However, it is much more complex than it first appears!
For instance, you can use the same pattern and the same sizing for two hats, but use a different gauge and one will look smaller with more concise stitching while the other will look the opposite!
This is simply the power of the gauge!
What is A Gauge?
This is an essential part of knitting and not something you can simply ignore! The gauge will describe the intended size of a garment and tightness of it.
For instance, knitting 14 rows of 10 stockinette stitches should give you a material 4 inches wide and tall. The gauge is 4 inches.
If you match this your stitches are perfect. However, it has been discovered that relaxed knitters tend to have a relaxed larger size and tense knitters generally have a smaller size result!
There are a few elements to gauge:
- Needle Size
This is very straightforward. The smaller the diameter of the needle the smaller your resulting stitch will be. This is a good way to compensate for a relaxed style and still hit the right gauge.
- Yarn Weight
The weight of your yarn can make a surprising difference to your finished gauge.
Firstly, a thick yarn will naturally lend itself to larger stitches. This can help to compensate for tense knitting styles where the stitches are a little on the small size.
A heavy yarn will also stretch more. To really assess the size of your gauge you should wash your miniature garment and then measure it. Heavy yarns will help to increase the size of your finished product.
- Knitting tension
This is your personal knitting style and there is very little you can do to change it! You also don’t need to change it. Simply play with the above two variables until you can comfortably knit a specific stitch to the size the guide recommends.
Why You Want To Match a Gauge in Knitting
If you are knitting a jumper for someone then you want it to fit them nicely. You will need to select a pattern and a gauge that reflects the size you need the finished product to be.
Unfortunately, if you knit loosely then the jumper will be too large.

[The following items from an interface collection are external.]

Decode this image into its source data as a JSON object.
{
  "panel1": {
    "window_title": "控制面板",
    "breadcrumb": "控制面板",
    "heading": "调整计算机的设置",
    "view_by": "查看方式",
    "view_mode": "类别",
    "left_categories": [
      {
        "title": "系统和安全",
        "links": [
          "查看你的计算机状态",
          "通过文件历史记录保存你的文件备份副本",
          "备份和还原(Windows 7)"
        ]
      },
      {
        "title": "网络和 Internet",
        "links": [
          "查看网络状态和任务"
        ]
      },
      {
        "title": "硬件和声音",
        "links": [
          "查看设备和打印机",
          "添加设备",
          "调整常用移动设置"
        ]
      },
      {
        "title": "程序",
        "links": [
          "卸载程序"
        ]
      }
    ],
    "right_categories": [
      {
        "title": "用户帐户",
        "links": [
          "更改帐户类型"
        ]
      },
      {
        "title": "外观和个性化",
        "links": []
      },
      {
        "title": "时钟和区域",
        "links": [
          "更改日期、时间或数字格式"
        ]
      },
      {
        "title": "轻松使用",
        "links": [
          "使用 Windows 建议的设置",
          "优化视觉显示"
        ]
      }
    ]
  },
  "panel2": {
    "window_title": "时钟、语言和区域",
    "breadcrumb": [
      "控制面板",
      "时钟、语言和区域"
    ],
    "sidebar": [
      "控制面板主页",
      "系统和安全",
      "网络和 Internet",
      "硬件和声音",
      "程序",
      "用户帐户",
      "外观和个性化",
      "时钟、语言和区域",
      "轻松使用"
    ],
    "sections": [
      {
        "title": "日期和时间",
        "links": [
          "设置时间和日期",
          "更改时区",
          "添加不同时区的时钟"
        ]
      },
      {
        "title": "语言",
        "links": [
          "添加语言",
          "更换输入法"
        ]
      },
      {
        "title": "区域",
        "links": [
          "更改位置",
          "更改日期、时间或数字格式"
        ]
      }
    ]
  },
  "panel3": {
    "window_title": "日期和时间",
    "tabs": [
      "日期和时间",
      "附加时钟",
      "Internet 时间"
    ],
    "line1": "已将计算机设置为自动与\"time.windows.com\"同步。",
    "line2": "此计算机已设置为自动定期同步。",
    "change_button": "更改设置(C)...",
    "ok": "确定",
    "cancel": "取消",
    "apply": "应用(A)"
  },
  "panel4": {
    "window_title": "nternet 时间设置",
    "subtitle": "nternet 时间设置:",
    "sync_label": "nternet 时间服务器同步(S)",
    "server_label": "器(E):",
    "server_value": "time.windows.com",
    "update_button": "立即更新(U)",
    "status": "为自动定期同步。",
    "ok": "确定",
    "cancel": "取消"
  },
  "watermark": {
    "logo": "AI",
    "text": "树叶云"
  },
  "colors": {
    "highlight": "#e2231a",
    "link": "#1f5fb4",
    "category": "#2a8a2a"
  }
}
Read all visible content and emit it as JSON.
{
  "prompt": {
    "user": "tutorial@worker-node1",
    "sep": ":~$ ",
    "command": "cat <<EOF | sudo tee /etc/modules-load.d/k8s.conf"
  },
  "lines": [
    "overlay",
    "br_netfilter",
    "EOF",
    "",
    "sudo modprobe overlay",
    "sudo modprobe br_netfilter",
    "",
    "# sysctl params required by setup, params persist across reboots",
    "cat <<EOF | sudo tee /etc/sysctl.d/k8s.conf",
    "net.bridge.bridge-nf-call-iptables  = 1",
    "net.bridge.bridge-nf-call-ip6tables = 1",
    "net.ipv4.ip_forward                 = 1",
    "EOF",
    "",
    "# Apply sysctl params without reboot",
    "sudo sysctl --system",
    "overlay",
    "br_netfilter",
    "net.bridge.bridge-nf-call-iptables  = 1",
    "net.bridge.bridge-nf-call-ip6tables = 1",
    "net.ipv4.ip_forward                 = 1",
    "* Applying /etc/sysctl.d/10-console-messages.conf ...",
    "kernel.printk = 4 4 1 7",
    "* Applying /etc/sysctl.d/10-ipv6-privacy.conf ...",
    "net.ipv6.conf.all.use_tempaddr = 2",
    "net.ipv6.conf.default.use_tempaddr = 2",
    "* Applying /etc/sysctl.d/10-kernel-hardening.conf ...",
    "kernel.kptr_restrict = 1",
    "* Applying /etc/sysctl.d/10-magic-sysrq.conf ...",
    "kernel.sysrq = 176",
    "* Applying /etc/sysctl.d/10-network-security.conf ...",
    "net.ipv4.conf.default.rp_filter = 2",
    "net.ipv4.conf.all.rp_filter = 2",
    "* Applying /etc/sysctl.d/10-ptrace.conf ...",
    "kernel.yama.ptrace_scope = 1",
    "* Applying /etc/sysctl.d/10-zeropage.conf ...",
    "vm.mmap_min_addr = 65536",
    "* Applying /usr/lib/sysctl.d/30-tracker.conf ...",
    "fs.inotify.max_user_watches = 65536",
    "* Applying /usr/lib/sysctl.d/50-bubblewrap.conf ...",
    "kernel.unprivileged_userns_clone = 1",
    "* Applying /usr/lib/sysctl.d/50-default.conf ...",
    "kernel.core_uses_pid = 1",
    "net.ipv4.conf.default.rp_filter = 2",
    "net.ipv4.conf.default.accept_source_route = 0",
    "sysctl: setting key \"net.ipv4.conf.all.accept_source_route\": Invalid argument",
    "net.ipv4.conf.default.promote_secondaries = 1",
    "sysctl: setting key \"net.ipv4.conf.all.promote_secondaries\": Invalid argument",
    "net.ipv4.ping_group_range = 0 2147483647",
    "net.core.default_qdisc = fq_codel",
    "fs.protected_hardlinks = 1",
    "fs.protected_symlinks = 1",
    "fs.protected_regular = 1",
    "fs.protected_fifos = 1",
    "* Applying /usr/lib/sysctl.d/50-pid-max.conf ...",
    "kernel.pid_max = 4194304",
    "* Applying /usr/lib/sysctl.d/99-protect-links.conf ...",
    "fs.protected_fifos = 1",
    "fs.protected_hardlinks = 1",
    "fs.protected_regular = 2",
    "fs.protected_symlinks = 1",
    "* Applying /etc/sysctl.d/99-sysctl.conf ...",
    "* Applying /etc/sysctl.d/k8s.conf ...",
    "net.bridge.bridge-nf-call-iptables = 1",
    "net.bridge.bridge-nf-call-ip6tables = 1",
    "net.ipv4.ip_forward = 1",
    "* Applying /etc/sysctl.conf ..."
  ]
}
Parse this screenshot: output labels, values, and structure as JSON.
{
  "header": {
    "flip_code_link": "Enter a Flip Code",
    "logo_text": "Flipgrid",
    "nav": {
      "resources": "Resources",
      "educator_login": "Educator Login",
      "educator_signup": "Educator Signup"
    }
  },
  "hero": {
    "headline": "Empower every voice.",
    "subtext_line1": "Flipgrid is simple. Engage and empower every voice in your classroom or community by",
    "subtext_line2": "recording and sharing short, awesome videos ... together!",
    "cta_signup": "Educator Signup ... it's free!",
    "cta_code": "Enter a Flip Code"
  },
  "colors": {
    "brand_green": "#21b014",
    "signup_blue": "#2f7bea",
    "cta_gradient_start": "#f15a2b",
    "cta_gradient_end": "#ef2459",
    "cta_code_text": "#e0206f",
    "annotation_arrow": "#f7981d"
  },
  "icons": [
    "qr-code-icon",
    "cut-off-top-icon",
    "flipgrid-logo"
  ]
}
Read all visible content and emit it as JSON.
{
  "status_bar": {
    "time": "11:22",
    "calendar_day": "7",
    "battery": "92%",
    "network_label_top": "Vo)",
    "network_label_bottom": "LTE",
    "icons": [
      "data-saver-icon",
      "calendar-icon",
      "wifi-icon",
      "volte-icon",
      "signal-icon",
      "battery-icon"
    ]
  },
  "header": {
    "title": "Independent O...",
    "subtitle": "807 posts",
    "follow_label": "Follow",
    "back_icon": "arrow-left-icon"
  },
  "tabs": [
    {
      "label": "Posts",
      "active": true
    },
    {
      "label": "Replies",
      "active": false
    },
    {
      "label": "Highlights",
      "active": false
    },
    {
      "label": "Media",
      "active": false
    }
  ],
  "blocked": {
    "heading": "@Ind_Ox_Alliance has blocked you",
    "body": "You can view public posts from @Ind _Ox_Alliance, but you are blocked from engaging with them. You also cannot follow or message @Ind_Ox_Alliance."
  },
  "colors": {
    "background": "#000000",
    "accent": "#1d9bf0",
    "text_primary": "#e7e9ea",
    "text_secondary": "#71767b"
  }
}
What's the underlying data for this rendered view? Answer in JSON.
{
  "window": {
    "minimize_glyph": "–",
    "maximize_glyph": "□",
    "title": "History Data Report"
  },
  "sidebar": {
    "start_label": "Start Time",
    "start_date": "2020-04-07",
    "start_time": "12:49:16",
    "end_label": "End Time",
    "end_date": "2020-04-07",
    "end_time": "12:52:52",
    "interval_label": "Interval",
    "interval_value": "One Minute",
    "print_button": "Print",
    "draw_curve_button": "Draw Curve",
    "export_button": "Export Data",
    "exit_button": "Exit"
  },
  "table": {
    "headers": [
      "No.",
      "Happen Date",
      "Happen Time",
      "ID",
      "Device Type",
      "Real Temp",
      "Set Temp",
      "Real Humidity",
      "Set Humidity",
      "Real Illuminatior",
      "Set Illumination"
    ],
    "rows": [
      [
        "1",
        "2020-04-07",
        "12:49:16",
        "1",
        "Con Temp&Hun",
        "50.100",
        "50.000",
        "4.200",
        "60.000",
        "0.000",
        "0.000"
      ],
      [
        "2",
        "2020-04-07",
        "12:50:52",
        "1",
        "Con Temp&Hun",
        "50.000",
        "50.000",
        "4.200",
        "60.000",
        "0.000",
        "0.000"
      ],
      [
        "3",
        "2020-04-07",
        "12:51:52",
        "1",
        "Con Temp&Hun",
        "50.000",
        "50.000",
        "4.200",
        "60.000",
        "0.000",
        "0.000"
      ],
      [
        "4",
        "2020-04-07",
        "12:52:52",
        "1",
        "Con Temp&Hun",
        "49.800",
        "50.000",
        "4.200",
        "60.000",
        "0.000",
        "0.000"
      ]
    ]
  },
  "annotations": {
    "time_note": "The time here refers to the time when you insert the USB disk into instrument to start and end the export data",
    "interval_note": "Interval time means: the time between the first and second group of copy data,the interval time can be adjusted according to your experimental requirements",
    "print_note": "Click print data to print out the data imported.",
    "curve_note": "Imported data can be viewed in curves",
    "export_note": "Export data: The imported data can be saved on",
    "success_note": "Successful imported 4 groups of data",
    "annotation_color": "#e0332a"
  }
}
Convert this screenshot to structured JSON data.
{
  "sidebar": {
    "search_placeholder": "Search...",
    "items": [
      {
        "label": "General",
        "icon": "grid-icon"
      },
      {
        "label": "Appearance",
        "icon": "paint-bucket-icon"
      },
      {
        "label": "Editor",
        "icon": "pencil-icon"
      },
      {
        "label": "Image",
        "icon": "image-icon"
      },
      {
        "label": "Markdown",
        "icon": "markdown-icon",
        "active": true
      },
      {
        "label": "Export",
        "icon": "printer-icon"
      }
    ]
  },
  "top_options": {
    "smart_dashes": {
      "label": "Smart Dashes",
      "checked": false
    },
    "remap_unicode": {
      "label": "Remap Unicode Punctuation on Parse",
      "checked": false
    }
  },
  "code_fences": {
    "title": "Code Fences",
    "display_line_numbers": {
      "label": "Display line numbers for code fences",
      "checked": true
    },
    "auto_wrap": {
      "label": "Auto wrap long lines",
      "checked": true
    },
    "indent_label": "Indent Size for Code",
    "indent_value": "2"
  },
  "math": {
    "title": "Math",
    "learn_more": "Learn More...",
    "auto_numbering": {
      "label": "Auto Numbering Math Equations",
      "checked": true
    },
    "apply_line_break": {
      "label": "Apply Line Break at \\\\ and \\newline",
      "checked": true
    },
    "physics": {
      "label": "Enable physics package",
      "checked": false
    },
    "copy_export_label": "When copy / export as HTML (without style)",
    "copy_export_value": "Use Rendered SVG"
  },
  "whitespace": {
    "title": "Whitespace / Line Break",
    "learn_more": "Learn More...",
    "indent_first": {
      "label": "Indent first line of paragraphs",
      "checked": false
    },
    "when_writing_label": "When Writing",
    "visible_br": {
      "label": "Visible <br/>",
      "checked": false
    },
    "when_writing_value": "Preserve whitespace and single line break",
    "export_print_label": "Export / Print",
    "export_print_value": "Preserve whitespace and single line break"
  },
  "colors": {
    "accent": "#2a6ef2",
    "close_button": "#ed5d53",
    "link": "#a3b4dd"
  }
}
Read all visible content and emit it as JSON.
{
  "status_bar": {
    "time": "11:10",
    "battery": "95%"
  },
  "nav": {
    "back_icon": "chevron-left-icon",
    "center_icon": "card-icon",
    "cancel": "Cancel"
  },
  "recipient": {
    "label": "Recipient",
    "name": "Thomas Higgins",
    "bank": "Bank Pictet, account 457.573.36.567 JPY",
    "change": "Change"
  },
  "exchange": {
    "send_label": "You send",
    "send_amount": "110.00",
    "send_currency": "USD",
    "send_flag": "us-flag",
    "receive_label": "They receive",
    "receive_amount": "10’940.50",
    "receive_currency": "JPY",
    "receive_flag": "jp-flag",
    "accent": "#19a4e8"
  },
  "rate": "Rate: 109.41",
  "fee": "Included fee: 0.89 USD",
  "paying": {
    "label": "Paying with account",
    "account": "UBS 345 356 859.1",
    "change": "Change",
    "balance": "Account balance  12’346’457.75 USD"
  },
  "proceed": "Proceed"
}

Conversely, it will be too small if your stitches are tense.
This means that to produce the right size pullover you need to know your knitting style and what you need to do to create the gauge that they have suggested.
This may mean adding more stitches than the pattern suggests, taking a few away, or even using a heavier yarn.
It can help to make a larger test pattern than the 4-inch square above. In fact, doubling it will give you a much more accurate indication of your stitching style and the gauge you need to match.
Only by matching the gauge before you start producing your garment will you make the item you actually want.